# Component data from apps and pages

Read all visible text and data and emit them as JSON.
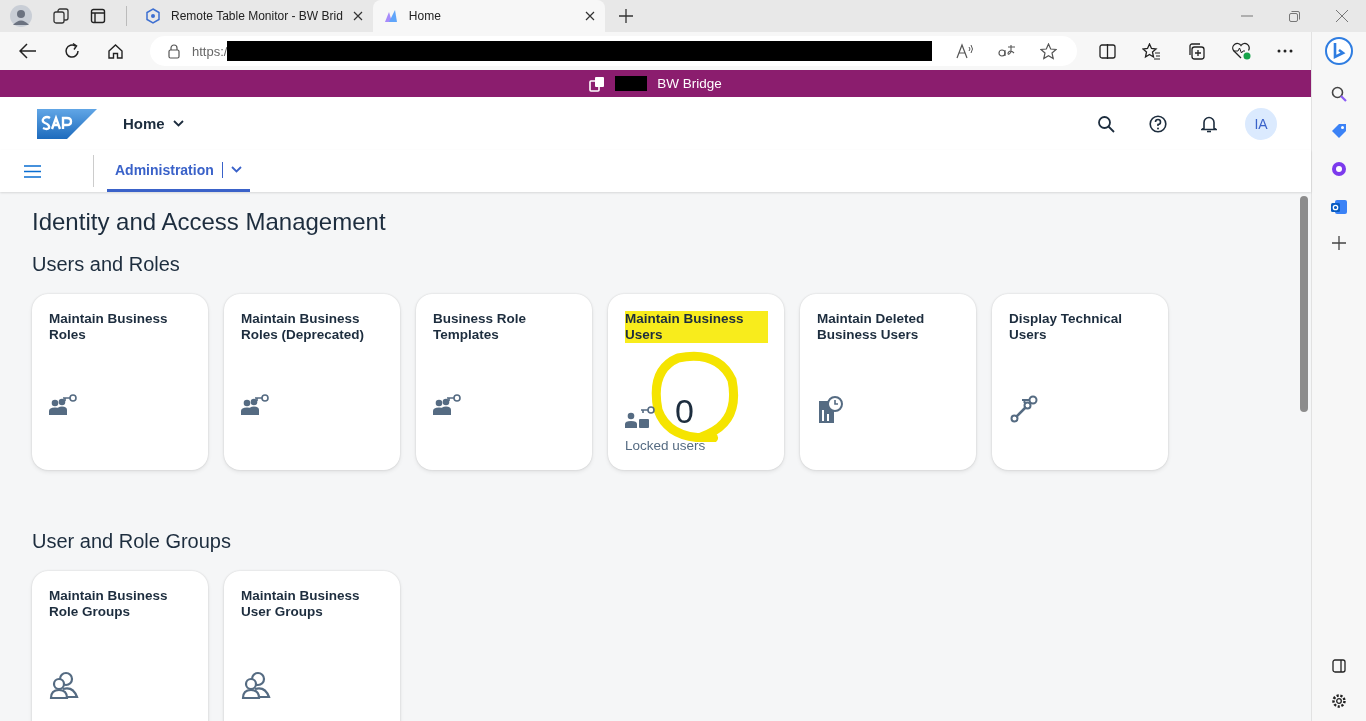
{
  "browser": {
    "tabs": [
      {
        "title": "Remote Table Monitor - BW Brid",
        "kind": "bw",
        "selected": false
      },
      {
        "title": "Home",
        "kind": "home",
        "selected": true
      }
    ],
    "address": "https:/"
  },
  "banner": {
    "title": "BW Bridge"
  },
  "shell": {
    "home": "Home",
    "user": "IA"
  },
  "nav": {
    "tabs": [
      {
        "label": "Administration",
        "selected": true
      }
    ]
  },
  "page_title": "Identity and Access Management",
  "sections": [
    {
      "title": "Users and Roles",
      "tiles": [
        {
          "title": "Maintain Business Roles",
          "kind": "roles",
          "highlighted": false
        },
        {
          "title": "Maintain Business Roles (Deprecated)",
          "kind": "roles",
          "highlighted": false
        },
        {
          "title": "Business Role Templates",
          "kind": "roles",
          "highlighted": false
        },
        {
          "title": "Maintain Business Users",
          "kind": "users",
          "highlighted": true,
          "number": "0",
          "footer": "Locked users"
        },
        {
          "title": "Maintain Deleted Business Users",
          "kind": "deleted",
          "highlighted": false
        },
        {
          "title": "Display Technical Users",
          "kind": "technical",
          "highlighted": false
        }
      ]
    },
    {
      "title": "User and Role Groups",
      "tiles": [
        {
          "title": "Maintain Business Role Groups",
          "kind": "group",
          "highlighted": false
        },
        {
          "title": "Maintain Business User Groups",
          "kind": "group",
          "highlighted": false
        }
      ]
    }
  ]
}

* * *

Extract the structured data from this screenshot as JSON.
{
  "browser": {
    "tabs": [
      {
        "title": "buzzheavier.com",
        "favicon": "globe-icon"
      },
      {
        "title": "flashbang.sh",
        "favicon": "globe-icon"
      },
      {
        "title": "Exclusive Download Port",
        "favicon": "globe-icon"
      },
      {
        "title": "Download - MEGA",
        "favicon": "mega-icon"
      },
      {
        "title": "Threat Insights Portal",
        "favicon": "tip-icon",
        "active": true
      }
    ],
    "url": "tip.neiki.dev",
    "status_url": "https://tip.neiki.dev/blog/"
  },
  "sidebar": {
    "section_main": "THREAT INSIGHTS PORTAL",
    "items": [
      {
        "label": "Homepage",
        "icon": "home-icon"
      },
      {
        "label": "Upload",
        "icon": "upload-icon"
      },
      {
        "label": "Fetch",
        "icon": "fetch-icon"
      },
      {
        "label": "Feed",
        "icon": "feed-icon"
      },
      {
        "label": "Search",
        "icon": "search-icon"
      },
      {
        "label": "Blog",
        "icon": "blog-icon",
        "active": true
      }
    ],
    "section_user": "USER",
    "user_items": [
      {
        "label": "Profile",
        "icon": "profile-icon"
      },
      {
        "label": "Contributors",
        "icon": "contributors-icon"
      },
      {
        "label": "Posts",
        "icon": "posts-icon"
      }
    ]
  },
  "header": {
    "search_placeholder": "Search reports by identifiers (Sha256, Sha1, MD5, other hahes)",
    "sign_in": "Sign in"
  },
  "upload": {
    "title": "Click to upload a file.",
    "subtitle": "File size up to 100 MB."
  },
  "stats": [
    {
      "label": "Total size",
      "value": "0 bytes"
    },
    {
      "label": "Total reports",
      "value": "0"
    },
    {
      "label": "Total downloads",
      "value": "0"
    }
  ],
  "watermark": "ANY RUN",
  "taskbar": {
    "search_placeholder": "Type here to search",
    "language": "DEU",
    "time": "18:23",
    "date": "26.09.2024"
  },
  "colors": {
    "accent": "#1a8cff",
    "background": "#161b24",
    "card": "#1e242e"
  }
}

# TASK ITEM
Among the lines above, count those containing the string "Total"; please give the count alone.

# ANSWER SPACE
3